_Task item_.
Could you return every line of the material that contains the word "this"?

_Records to process_.
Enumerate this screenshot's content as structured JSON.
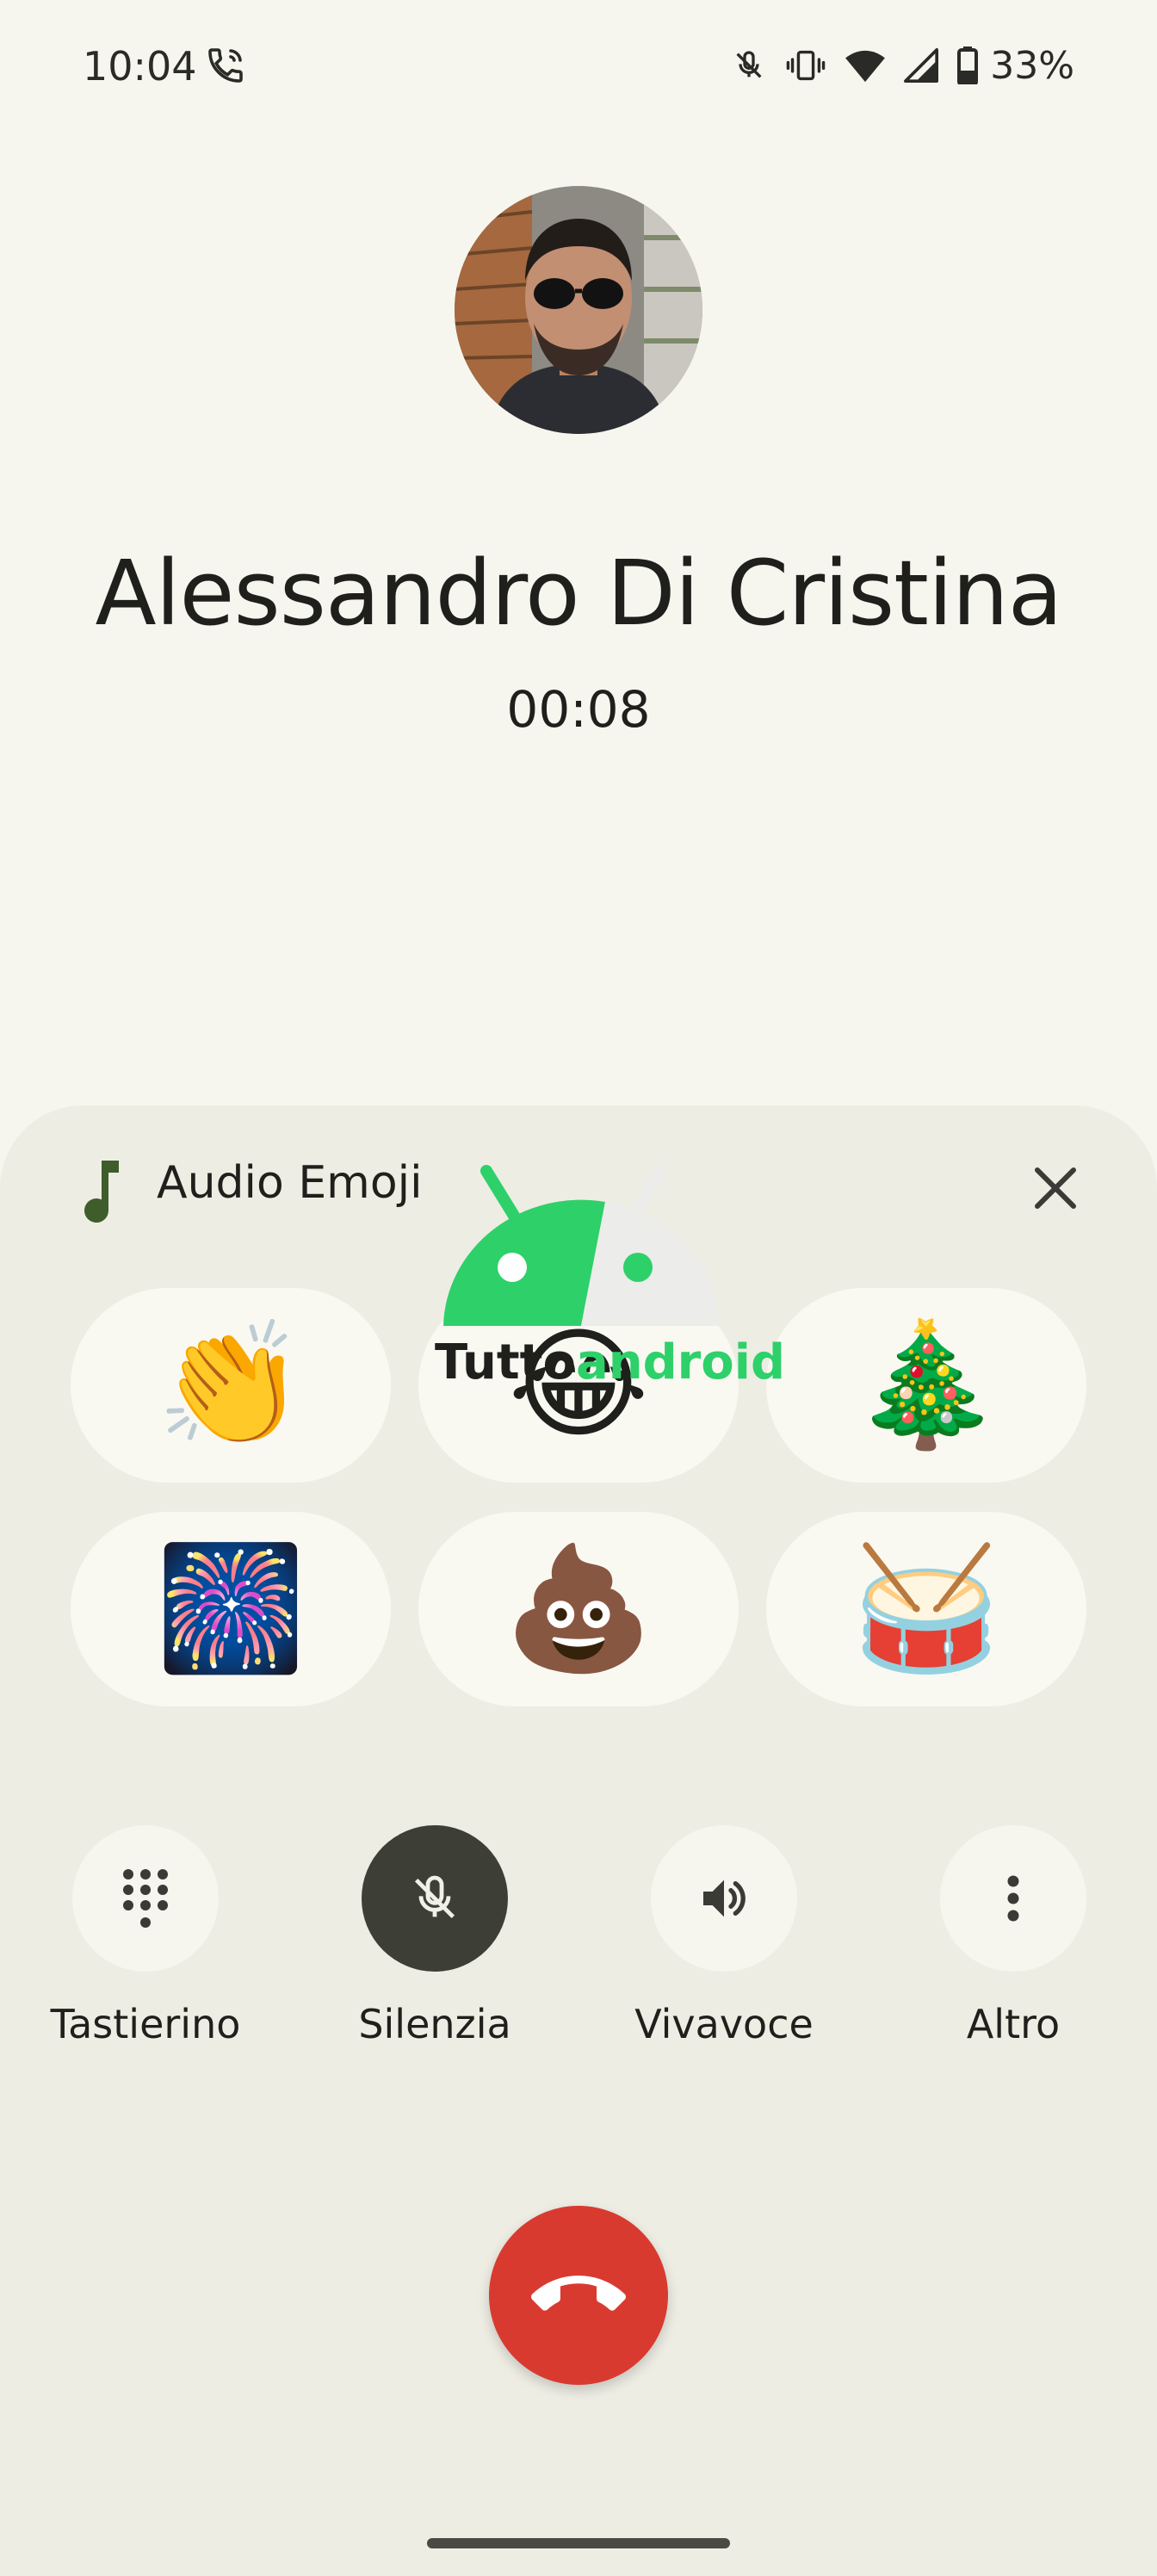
{
  "status_bar": {
    "time": "10:04",
    "battery": "33%",
    "icons": [
      "call-active-icon",
      "mic-muted-icon",
      "vibrate-icon",
      "wifi-icon",
      "signal-icon",
      "battery-icon"
    ]
  },
  "caller": {
    "name": "Alessandro Di Cristina",
    "timer": "00:08",
    "avatar": "avatar-photo"
  },
  "audio_emoji": {
    "title": "Audio Emoji",
    "items": [
      {
        "label": "clapping-hands",
        "glyph": "👏"
      },
      {
        "label": "laughing-crying",
        "glyph": "😂"
      },
      {
        "label": "christmas-tree",
        "glyph": "🎄"
      },
      {
        "label": "fireworks",
        "glyph": "🎆"
      },
      {
        "label": "poop",
        "glyph": "💩"
      },
      {
        "label": "drum",
        "glyph": "🥁"
      }
    ]
  },
  "controls": [
    {
      "label": "Tastierino",
      "icon": "dialpad-icon",
      "active": false
    },
    {
      "label": "Silenzia",
      "icon": "mic-off-icon",
      "active": true
    },
    {
      "label": "Vivavoce",
      "icon": "speaker-icon",
      "active": false
    },
    {
      "label": "Altro",
      "icon": "more-vert-icon",
      "active": false
    }
  ],
  "watermark": {
    "part1": "Tutto",
    "part2": "android"
  },
  "colors": {
    "background": "#f6f6ef",
    "sheet": "#edede4",
    "end_call": "#d93a30",
    "active_control": "#3d3f37",
    "music_icon": "#3e5d2a"
  }
}
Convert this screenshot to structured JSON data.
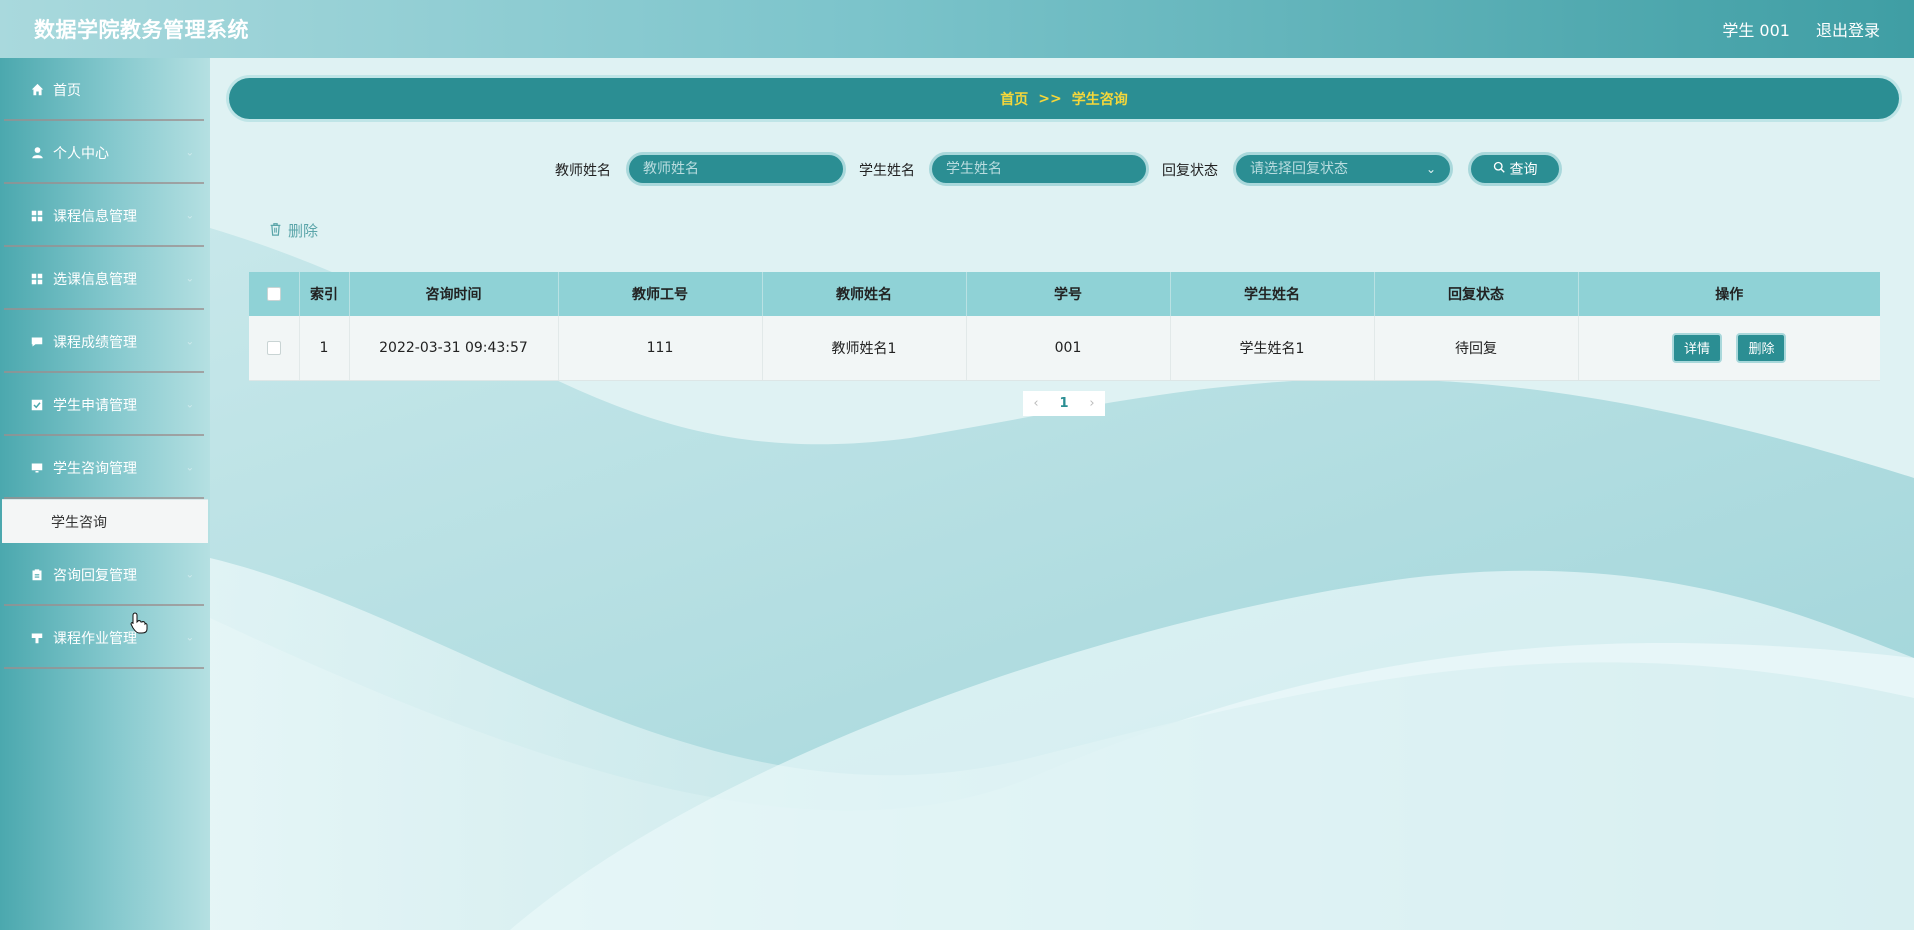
{
  "header": {
    "app_title": "数据学院教务管理系统",
    "user": "学生 001",
    "logout": "退出登录"
  },
  "sidebar": {
    "items": [
      {
        "label": "首页",
        "icon": "home-icon",
        "has_chevron": false
      },
      {
        "label": "个人中心",
        "icon": "user-icon",
        "has_chevron": true
      },
      {
        "label": "课程信息管理",
        "icon": "grid-icon",
        "has_chevron": true
      },
      {
        "label": "选课信息管理",
        "icon": "grid-icon",
        "has_chevron": true
      },
      {
        "label": "课程成绩管理",
        "icon": "message-icon",
        "has_chevron": true
      },
      {
        "label": "学生申请管理",
        "icon": "checkbox-icon",
        "has_chevron": true
      },
      {
        "label": "学生咨询管理",
        "icon": "monitor-icon",
        "has_chevron": true
      },
      {
        "label": "咨询回复管理",
        "icon": "clipboard-icon",
        "has_chevron": true
      },
      {
        "label": "课程作业管理",
        "icon": "stamp-icon",
        "has_chevron": true
      }
    ],
    "submenu": {
      "label": "学生咨询"
    }
  },
  "breadcrumb": {
    "home": "首页",
    "separator": ">>",
    "current": "学生咨询"
  },
  "search": {
    "teacher_label": "教师姓名",
    "teacher_placeholder": "教师姓名",
    "student_label": "学生姓名",
    "student_placeholder": "学生姓名",
    "reply_label": "回复状态",
    "reply_placeholder": "请选择回复状态",
    "button": "查询"
  },
  "actions": {
    "delete": "删除"
  },
  "table": {
    "headers": [
      "索引",
      "咨询时间",
      "教师工号",
      "教师姓名",
      "学号",
      "学生姓名",
      "回复状态",
      "操作"
    ],
    "rows": [
      {
        "index": "1",
        "time": "2022-03-31 09:43:57",
        "teacher_id": "111",
        "teacher_name": "教师姓名1",
        "student_id": "001",
        "student_name": "学生姓名1",
        "status": "待回复",
        "detail_btn": "详情",
        "delete_btn": "删除"
      }
    ]
  },
  "pagination": {
    "prev": "‹",
    "current": "1",
    "next": "›"
  },
  "colors": {
    "accent": "#2b8e93",
    "breadcrumb_text": "#f5d73a",
    "header_gradient_end": "#3f9ea4",
    "table_header": "#8fd2d6"
  }
}
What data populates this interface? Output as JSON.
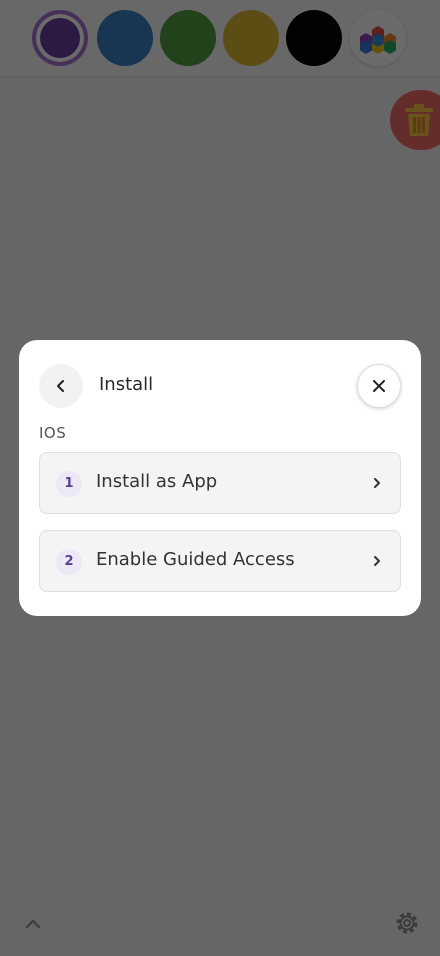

_Reply_.
Enumerate this screenshot's content as structured JSON.
Convert this screenshot to structured JSON data.
What data populates this interface? Output as JSON.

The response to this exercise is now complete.